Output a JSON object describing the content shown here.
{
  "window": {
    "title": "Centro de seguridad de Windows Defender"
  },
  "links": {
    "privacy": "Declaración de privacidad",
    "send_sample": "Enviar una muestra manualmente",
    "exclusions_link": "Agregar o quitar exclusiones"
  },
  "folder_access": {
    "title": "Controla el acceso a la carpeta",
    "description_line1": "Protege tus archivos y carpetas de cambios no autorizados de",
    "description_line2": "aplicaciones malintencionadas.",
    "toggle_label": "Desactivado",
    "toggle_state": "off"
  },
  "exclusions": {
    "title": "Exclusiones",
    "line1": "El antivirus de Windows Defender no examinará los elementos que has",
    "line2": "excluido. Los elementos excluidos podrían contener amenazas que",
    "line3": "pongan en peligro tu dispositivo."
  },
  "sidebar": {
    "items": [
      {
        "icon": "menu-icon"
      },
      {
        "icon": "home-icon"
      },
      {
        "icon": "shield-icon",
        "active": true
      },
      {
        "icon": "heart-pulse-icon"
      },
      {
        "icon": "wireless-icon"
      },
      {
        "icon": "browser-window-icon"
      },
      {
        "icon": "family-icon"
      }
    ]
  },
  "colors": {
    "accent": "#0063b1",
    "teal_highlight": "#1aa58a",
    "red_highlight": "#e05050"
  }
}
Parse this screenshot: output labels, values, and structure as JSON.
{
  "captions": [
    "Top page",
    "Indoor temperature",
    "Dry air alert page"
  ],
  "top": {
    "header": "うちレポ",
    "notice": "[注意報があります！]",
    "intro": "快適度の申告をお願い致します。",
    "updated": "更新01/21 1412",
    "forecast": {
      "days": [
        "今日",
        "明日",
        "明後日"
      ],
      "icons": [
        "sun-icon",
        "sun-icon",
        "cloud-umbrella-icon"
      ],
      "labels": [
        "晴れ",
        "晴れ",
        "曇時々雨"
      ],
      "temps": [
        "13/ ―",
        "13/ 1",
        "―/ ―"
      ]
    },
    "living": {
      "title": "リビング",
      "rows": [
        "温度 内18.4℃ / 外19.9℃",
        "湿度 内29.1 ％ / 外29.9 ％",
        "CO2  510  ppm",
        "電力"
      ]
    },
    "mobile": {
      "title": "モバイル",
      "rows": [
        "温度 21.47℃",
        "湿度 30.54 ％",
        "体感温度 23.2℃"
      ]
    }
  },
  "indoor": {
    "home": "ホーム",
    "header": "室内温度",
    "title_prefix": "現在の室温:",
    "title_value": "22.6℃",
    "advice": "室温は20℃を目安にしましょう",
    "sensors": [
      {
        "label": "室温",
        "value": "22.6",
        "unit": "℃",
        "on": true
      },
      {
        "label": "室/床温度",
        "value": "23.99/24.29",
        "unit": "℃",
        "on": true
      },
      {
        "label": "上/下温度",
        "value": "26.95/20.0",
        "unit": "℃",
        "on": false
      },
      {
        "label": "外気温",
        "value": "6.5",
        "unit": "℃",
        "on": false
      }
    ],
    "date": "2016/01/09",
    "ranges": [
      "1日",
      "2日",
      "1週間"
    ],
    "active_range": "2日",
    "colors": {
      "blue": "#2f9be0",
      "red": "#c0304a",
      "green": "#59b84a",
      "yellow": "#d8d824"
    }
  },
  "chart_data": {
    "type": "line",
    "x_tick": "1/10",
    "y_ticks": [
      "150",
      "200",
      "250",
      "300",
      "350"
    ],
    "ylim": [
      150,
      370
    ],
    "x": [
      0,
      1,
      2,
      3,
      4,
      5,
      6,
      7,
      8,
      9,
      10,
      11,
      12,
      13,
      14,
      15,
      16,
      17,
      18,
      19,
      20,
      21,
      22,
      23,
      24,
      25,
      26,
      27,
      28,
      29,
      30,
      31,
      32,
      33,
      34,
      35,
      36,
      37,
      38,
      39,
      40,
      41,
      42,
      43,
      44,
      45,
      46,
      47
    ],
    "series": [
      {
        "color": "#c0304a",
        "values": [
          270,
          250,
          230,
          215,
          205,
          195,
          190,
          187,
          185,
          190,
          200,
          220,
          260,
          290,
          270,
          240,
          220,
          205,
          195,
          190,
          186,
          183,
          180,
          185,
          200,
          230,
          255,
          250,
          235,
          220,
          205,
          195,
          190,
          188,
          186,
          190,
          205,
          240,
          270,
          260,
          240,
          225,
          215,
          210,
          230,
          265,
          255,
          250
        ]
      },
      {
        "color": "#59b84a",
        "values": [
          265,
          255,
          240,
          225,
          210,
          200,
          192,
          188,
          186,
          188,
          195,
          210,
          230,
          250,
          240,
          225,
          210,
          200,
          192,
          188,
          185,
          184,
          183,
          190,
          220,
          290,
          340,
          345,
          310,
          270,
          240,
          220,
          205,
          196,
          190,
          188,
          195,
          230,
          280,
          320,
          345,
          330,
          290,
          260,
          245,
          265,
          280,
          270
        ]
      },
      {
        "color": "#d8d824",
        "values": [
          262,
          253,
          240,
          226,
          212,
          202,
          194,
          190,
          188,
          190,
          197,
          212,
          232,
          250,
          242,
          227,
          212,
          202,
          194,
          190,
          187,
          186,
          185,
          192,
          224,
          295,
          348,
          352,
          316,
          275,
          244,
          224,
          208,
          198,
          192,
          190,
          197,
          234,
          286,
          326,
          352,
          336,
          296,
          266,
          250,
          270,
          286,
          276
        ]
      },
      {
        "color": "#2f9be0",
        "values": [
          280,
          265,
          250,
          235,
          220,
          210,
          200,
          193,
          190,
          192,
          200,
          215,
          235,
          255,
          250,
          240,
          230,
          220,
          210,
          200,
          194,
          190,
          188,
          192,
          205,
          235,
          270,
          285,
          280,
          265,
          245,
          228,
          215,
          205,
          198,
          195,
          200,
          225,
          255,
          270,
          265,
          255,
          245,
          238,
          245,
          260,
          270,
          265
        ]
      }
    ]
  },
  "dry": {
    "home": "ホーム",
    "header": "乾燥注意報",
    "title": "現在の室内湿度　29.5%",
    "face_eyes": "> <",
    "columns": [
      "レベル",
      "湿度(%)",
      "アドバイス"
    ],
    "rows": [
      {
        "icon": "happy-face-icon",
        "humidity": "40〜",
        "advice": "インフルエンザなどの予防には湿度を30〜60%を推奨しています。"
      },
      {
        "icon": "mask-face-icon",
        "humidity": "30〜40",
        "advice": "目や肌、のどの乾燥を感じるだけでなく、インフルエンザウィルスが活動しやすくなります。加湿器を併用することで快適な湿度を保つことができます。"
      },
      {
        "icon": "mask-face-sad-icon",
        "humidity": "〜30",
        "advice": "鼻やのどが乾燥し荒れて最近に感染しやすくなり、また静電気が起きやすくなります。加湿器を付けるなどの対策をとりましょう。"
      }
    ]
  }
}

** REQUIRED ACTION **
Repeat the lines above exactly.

** EXERCISE OUTPUT **
Output a JSON object describing the content shown here.
{
  "window": {
    "title": "Centro de seguridad de Windows Defender"
  },
  "links": {
    "privacy": "Declaración de privacidad",
    "send_sample": "Enviar una muestra manualmente",
    "exclusions_link": "Agregar o quitar exclusiones"
  },
  "folder_access": {
    "title": "Controla el acceso a la carpeta",
    "description_line1": "Protege tus archivos y carpetas de cambios no autorizados de",
    "description_line2": "aplicaciones malintencionadas.",
    "toggle_label": "Desactivado",
    "toggle_state": "off"
  },
  "exclusions": {
    "title": "Exclusiones",
    "line1": "El antivirus de Windows Defender no examinará los elementos que has",
    "line2": "excluido. Los elementos excluidos podrían contener amenazas que",
    "line3": "pongan en peligro tu dispositivo."
  },
  "sidebar": {
    "items": [
      {
        "icon": "menu-icon"
      },
      {
        "icon": "home-icon"
      },
      {
        "icon": "shield-icon",
        "active": true
      },
      {
        "icon": "heart-pulse-icon"
      },
      {
        "icon": "wireless-icon"
      },
      {
        "icon": "browser-window-icon"
      },
      {
        "icon": "family-icon"
      }
    ]
  },
  "colors": {
    "accent": "#0063b1",
    "teal_highlight": "#1aa58a",
    "red_highlight": "#e05050"
  }
}
Parse this screenshot: output labels, values, and structure as JSON.
{
  "captions": [
    "Top page",
    "Indoor temperature",
    "Dry air alert page"
  ],
  "top": {
    "header": "うちレポ",
    "notice": "[注意報があります！]",
    "intro": "快適度の申告をお願い致します。",
    "updated": "更新01/21 1412",
    "forecast": {
      "days": [
        "今日",
        "明日",
        "明後日"
      ],
      "icons": [
        "sun-icon",
        "sun-icon",
        "cloud-umbrella-icon"
      ],
      "labels": [
        "晴れ",
        "晴れ",
        "曇時々雨"
      ],
      "temps": [
        "13/ ―",
        "13/ 1",
        "―/ ―"
      ]
    },
    "living": {
      "title": "リビング",
      "rows": [
        "温度 内18.4℃ / 外19.9℃",
        "湿度 内29.1 ％ / 外29.9 ％",
        "CO2  510  ppm",
        "電力"
      ]
    },
    "mobile": {
      "title": "モバイル",
      "rows": [
        "温度 21.47℃",
        "湿度 30.54 ％",
        "体感温度 23.2℃"
      ]
    }
  },
  "indoor": {
    "home": "ホーム",
    "header": "室内温度",
    "title_prefix": "現在の室温:",
    "title_value": "22.6℃",
    "advice": "室温は20℃を目安にしましょう",
    "sensors": [
      {
        "label": "室温",
        "value": "22.6",
        "unit": "℃",
        "on": true
      },
      {
        "label": "室/床温度",
        "value": "23.99/24.29",
        "unit": "℃",
        "on": true
      },
      {
        "label": "上/下温度",
        "value": "26.95/20.0",
        "unit": "℃",
        "on": false
      },
      {
        "label": "外気温",
        "value": "6.5",
        "unit": "℃",
        "on": false
      }
    ],
    "date": "2016/01/09",
    "ranges": [
      "1日",
      "2日",
      "1週間"
    ],
    "active_range": "2日",
    "colors": {
      "blue": "#2f9be0",
      "red": "#c0304a",
      "green": "#59b84a",
      "yellow": "#d8d824"
    }
  },
  "chart_data": {
    "type": "line",
    "x_tick": "1/10",
    "y_ticks": [
      "150",
      "200",
      "250",
      "300",
      "350"
    ],
    "ylim": [
      150,
      370
    ],
    "x": [
      0,
      1,
      2,
      3,
      4,
      5,
      6,
      7,
      8,
      9,
      10,
      11,
      12,
      13,
      14,
      15,
      16,
      17,
      18,
      19,
      20,
      21,
      22,
      23,
      24,
      25,
      26,
      27,
      28,
      29,
      30,
      31,
      32,
      33,
      34,
      35,
      36,
      37,
      38,
      39,
      40,
      41,
      42,
      43,
      44,
      45,
      46,
      47
    ],
    "series": [
      {
        "color": "#c0304a",
        "values": [
          270,
          250,
          230,
          215,
          205,
          195,
          190,
          187,
          185,
          190,
          200,
          220,
          260,
          290,
          270,
          240,
          220,
          205,
          195,
          190,
          186,
          183,
          180,
          185,
          200,
          230,
          255,
          250,
          235,
          220,
          205,
          195,
          190,
          188,
          186,
          190,
          205,
          240,
          270,
          260,
          240,
          225,
          215,
          210,
          230,
          265,
          255,
          250
        ]
      },
      {
        "color": "#59b84a",
        "values": [
          265,
          255,
          240,
          225,
          210,
          200,
          192,
          188,
          186,
          188,
          195,
          210,
          230,
          250,
          240,
          225,
          210,
          200,
          192,
          188,
          185,
          184,
          183,
          190,
          220,
          290,
          340,
          345,
          310,
          270,
          240,
          220,
          205,
          196,
          190,
          188,
          195,
          230,
          280,
          320,
          345,
          330,
          290,
          260,
          245,
          265,
          280,
          270
        ]
      },
      {
        "color": "#d8d824",
        "values": [
          262,
          253,
          240,
          226,
          212,
          202,
          194,
          190,
          188,
          190,
          197,
          212,
          232,
          250,
          242,
          227,
          212,
          202,
          194,
          190,
          187,
          186,
          185,
          192,
          224,
          295,
          348,
          352,
          316,
          275,
          244,
          224,
          208,
          198,
          192,
          190,
          197,
          234,
          286,
          326,
          352,
          336,
          296,
          266,
          250,
          270,
          286,
          276
        ]
      },
      {
        "color": "#2f9be0",
        "values": [
          280,
          265,
          250,
          235,
          220,
          210,
          200,
          193,
          190,
          192,
          200,
          215,
          235,
          255,
          250,
          240,
          230,
          220,
          210,
          200,
          194,
          190,
          188,
          192,
          205,
          235,
          270,
          285,
          280,
          265,
          245,
          228,
          215,
          205,
          198,
          195,
          200,
          225,
          255,
          270,
          265,
          255,
          245,
          238,
          245,
          260,
          270,
          265
        ]
      }
    ]
  },
  "dry": {
    "home": "ホーム",
    "header": "乾燥注意報",
    "title": "現在の室内湿度　29.5%",
    "face_eyes": "> <",
    "columns": [
      "レベル",
      "湿度(%)",
      "アドバイス"
    ],
    "rows": [
      {
        "icon": "happy-face-icon",
        "humidity": "40〜",
        "advice": "インフルエンザなどの予防には湿度を30〜60%を推奨しています。"
      },
      {
        "icon": "mask-face-icon",
        "humidity": "30〜40",
        "advice": "目や肌、のどの乾燥を感じるだけでなく、インフルエンザウィルスが活動しやすくなります。加湿器を併用することで快適な湿度を保つことができます。"
      },
      {
        "icon": "mask-face-sad-icon",
        "humidity": "〜30",
        "advice": "鼻やのどが乾燥し荒れて最近に感染しやすくなり、また静電気が起きやすくなります。加湿器を付けるなどの対策をとりましょう。"
      }
    ]
  }
}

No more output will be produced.